* **Assignment**: Return every line of the entries that includes the word "Assessments".

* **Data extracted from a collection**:
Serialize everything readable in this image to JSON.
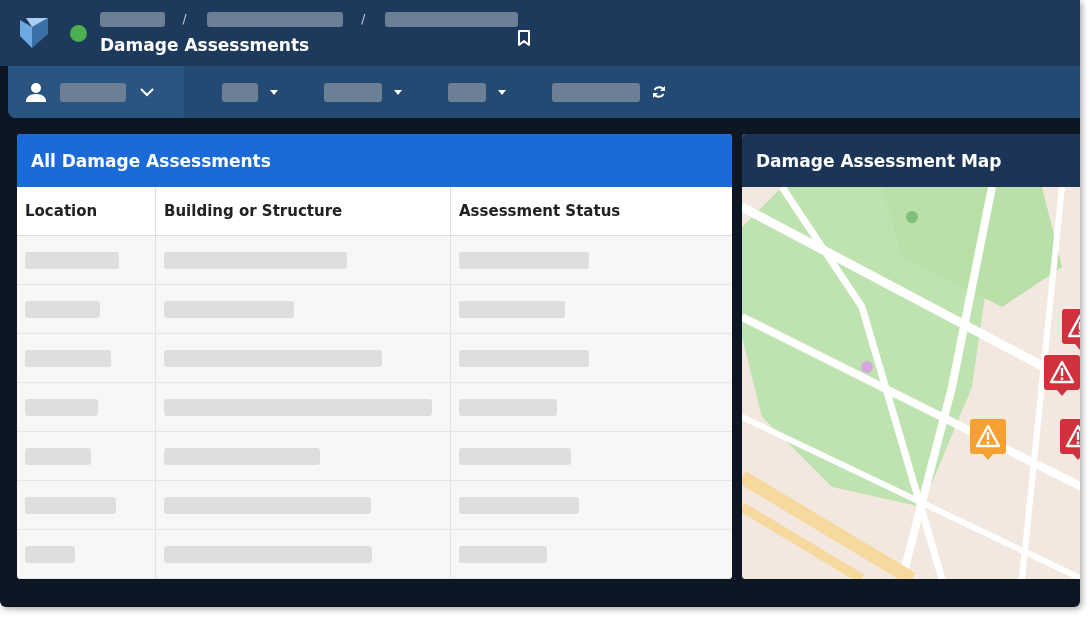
{
  "header": {
    "status": {
      "color": "#4caf50"
    },
    "breadcrumbs": [
      {
        "kind": "loading"
      },
      {
        "kind": "loading",
        "separator": "/"
      },
      {
        "kind": "loading",
        "separator": "/"
      }
    ],
    "title": "Damage Assessments"
  },
  "toolbar": {
    "user": {
      "kind": "loading"
    },
    "items": [
      {
        "kind": "dropdown"
      },
      {
        "kind": "dropdown"
      },
      {
        "kind": "dropdown"
      },
      {
        "kind": "refresh"
      }
    ]
  },
  "table": {
    "title": "All Damage Assessments",
    "columns": [
      "Location",
      "Building or Structure",
      "Assessment Status"
    ],
    "rows": [
      {
        "kind": "loading"
      },
      {
        "kind": "loading"
      },
      {
        "kind": "loading"
      },
      {
        "kind": "loading"
      },
      {
        "kind": "loading"
      },
      {
        "kind": "loading"
      },
      {
        "kind": "loading"
      }
    ]
  },
  "map": {
    "title": "Damage Assessment Map",
    "kind": "picture",
    "markers": [
      {
        "kind": "warning",
        "color": "#d0313d"
      },
      {
        "kind": "warning",
        "color": "#d0313d"
      },
      {
        "kind": "warning",
        "color": "#f5a030"
      },
      {
        "kind": "warning",
        "color": "#d0313d"
      }
    ]
  }
}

* **Solution**:
    "title": "Damage Assessments"
    "title": "All Damage Assessments",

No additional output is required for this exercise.